Considerations and Tips for Successful Screens:
Next-generation sequencing - CRISPR libraries contain thousands of gRNA plasmids, discerned only by a unique barcode on each plasmid. As such, sequencing CRISPR libraries after amplification and after a screen requires the use of next-generation sequencing.
Representation - Most libraries contain >3 gRNAs per target gene, and maintaining the distribution of each gRNA within the population (“representation”) is absolutely essential. Loss of representation due to enrichment or depletion of specific gRNAs can lead to skewed results.
Selecting a cell type - Theoretically, any cell type can be used in a CRISPR screen. However, maintaining sufficient representation within your mutant population requires a massive amount of cells as starting material. Therefore, cell types that are of low abundance are not particularly well suited for genome-wide screening.

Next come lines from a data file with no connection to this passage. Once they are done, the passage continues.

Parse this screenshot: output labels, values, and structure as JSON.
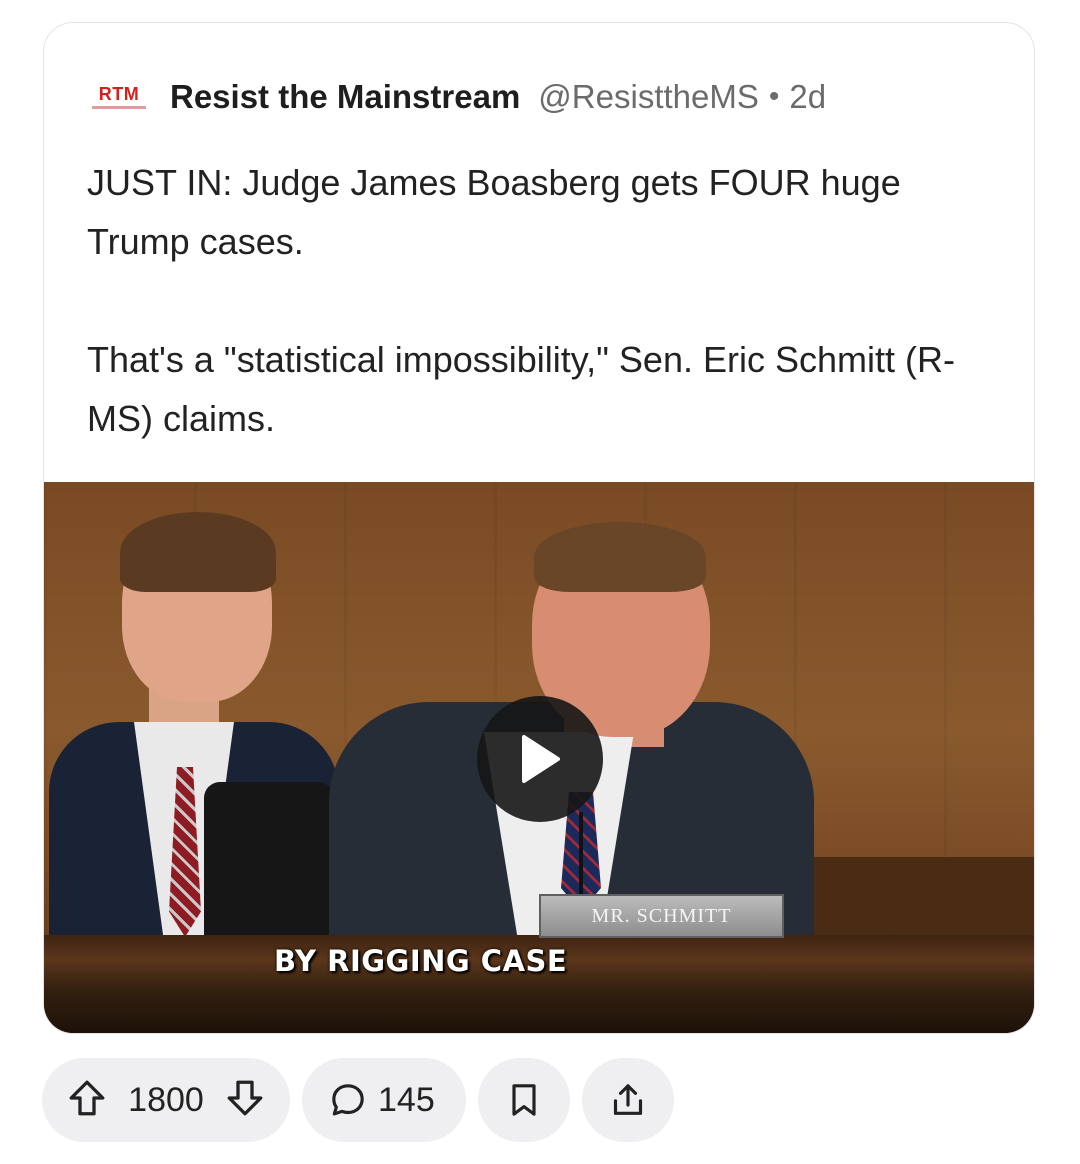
{
  "post": {
    "logo_text": "RTM",
    "author": "Resist the Mainstream",
    "handle": "@ResisttheMS",
    "separator": "•",
    "time": "2d",
    "body": [
      "JUST IN: Judge James Boasberg gets FOUR huge Trump cases.",
      "That's a \"statistical impossibility,\" Sen. Eric Schmitt (R-MS) claims."
    ]
  },
  "video": {
    "nameplate": "MR. SCHMITT",
    "caption": "BY RIGGING CASE",
    "play_icon": "play-icon"
  },
  "actions": {
    "upvotes": "1800",
    "comments": "145",
    "icons": [
      "upvote-icon",
      "downvote-icon",
      "comment-icon",
      "bookmark-icon",
      "share-icon"
    ]
  }
}
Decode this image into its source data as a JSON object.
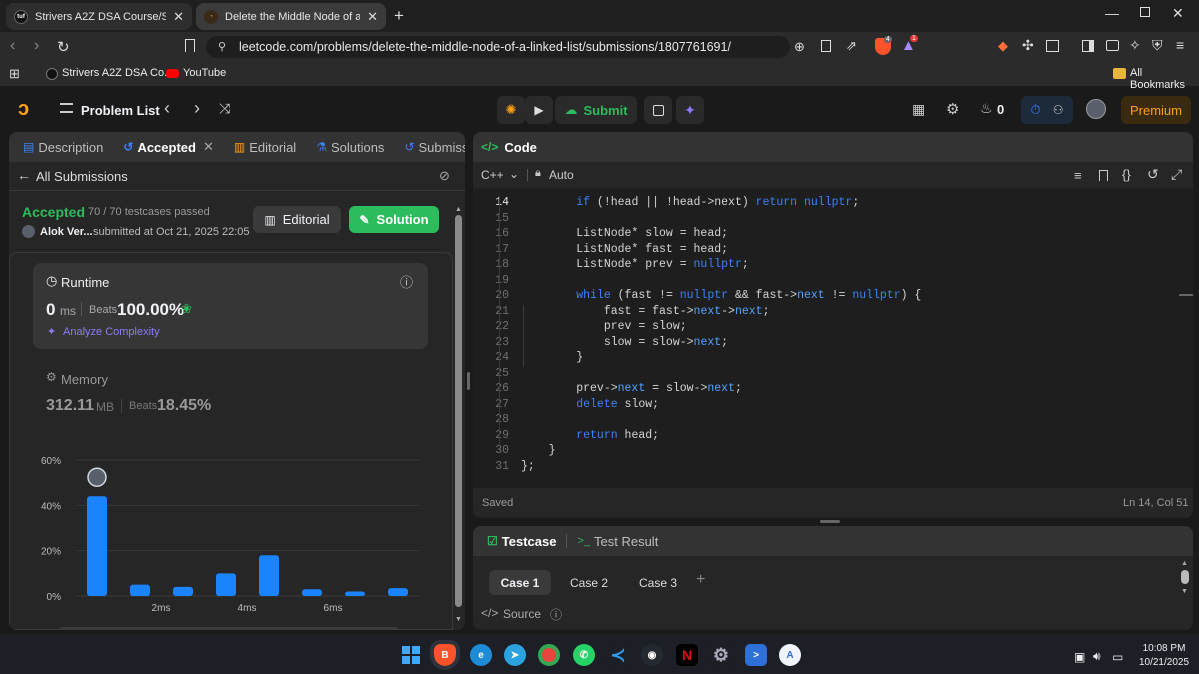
{
  "browser": {
    "tabs": [
      {
        "title": "Strivers A2Z DSA Course/Sheet -",
        "icon": "tuf-favicon-icon"
      },
      {
        "title": "Delete the Middle Node of a Lin",
        "icon": "leetcode-favicon-icon"
      }
    ],
    "url": "leetcode.com/problems/delete-the-middle-node-of-a-linked-list/submissions/1807761691/",
    "shield_count": "4",
    "alert_count": "1",
    "bookmarks": [
      "Strivers A2Z DSA Co...",
      "YouTube"
    ],
    "all_bookmarks": "All Bookmarks"
  },
  "nav": {
    "problem_list": "Problem List",
    "submit": "Submit",
    "streak": "0",
    "premium": "Premium"
  },
  "left": {
    "tabs": [
      "Description",
      "Accepted",
      "Editorial",
      "Solutions",
      "Submissions"
    ],
    "all_submissions": "All Submissions",
    "status": "Accepted",
    "testcases": "70 / 70 testcases passed",
    "user": "Alok Ver...",
    "submitted_at": "submitted at Oct 21, 2025 22:05",
    "editorial_btn": "Editorial",
    "solution_btn": "Solution",
    "runtime": {
      "label": "Runtime",
      "value": "0",
      "unit": "ms",
      "beats_label": "Beats",
      "beats": "100.00%",
      "analyze": "Analyze Complexity"
    },
    "memory": {
      "label": "Memory",
      "value": "312.11",
      "unit": "MB",
      "beats_label": "Beats",
      "beats": "18.45%"
    }
  },
  "chart_data": {
    "type": "bar",
    "y_tick_labels": [
      "60%",
      "40%",
      "20%",
      "0%"
    ],
    "x_tick_labels": [
      "2ms",
      "4ms",
      "6ms"
    ],
    "ylim": [
      0,
      60
    ],
    "values": [
      44,
      5,
      4,
      10,
      18,
      3,
      2,
      3.5
    ],
    "highlight_index": 0,
    "bar_color": "#1a84ff",
    "grid": true
  },
  "code": {
    "title": "Code",
    "language": "C++",
    "mode": "Auto",
    "status": "Saved",
    "cursor": "Ln 14, Col 51",
    "line_numbers": [
      "14",
      "15",
      "16",
      "17",
      "18",
      "19",
      "20",
      "21",
      "22",
      "23",
      "24",
      "25",
      "26",
      "27",
      "28",
      "29",
      "30",
      "31"
    ],
    "lines": [
      [
        [
          "        ",
          "p"
        ],
        [
          "if",
          "k"
        ],
        [
          " (!head || !head->next) ",
          "p"
        ],
        [
          "return",
          "k"
        ],
        [
          " ",
          "p"
        ],
        [
          "nullptr",
          "c"
        ],
        [
          ";",
          "p"
        ]
      ],
      [
        [
          "",
          "p"
        ]
      ],
      [
        [
          "        ListNode* slow = head;",
          "p"
        ]
      ],
      [
        [
          "        ListNode* fast = head;",
          "p"
        ]
      ],
      [
        [
          "        ListNode* prev = ",
          "p"
        ],
        [
          "nullptr",
          "c"
        ],
        [
          ";",
          "p"
        ]
      ],
      [
        [
          "",
          "p"
        ]
      ],
      [
        [
          "        ",
          "p"
        ],
        [
          "while",
          "k"
        ],
        [
          " (fast != ",
          "p"
        ],
        [
          "nullptr",
          "c"
        ],
        [
          " && ",
          "p"
        ],
        [
          "fast",
          "p"
        ],
        [
          "->",
          "p"
        ],
        [
          "next",
          "f"
        ],
        [
          " != ",
          "p"
        ],
        [
          "nullptr",
          "c"
        ],
        [
          ") {",
          "p"
        ]
      ],
      [
        [
          "            fast = ",
          "p"
        ],
        [
          "fast",
          "p"
        ],
        [
          "->",
          "p"
        ],
        [
          "next",
          "f"
        ],
        [
          "->",
          "p"
        ],
        [
          "next",
          "f"
        ],
        [
          ";",
          "p"
        ]
      ],
      [
        [
          "            prev = slow;",
          "p"
        ]
      ],
      [
        [
          "            slow = ",
          "p"
        ],
        [
          "slow",
          "p"
        ],
        [
          "->",
          "p"
        ],
        [
          "next",
          "f"
        ],
        [
          ";",
          "p"
        ]
      ],
      [
        [
          "        }",
          "p"
        ]
      ],
      [
        [
          "",
          "p"
        ]
      ],
      [
        [
          "        prev->",
          "p"
        ],
        [
          "next",
          "f"
        ],
        [
          " = slow->",
          "p"
        ],
        [
          "next",
          "f"
        ],
        [
          ";",
          "p"
        ]
      ],
      [
        [
          "        ",
          "p"
        ],
        [
          "delete",
          "k"
        ],
        [
          " slow;",
          "p"
        ]
      ],
      [
        [
          "",
          "p"
        ]
      ],
      [
        [
          "        ",
          "p"
        ],
        [
          "return",
          "k"
        ],
        [
          " head;",
          "p"
        ]
      ],
      [
        [
          "    }",
          "p"
        ]
      ],
      [
        [
          "};",
          "p"
        ]
      ]
    ]
  },
  "testcase": {
    "tab": "Testcase",
    "result_tab": "Test Result",
    "cases": [
      "Case 1",
      "Case 2",
      "Case 3"
    ],
    "source": "Source"
  },
  "taskbar": {
    "time": "10:08 PM",
    "date": "10/21/2025"
  }
}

Avoid false positives and false negatives – As with any experiment, the use of appropriate controls, multiple replicates and several cell types can strengthen your results. Furthermore, enrichment or depletion of multiple gRNAs targeting the same gene can be strong evidence that a particular gene is actually important for a given phenotype. Each “hit” from the screen should be independently validated to ensure that the desired modification produces the phenotype you screened for in the first place.
With the proper experimental design and validation practices, CRISPR libraries can help you learn a lot about your phenotype of interest. To learn a bit about how CRISPR/Cas9 can be used in other types of experiments, check out our CRISPR/Cas9 Plasmids and Resources Page.
Joel R. McDade is a Senior Scientist at Addgene whose interests include Genome Editing and Science Education
Additional Resources on the Addgene Blog
Find More CRISPR Resources at Addgene:
- Read more Addgene Blog articles about CRISPR!
- Read our CRISPR Guide
- Get practical experimental help from CRISPR Protocols
- Find tools to design your gRNA
Find CRISPR Plasmids at Addgene!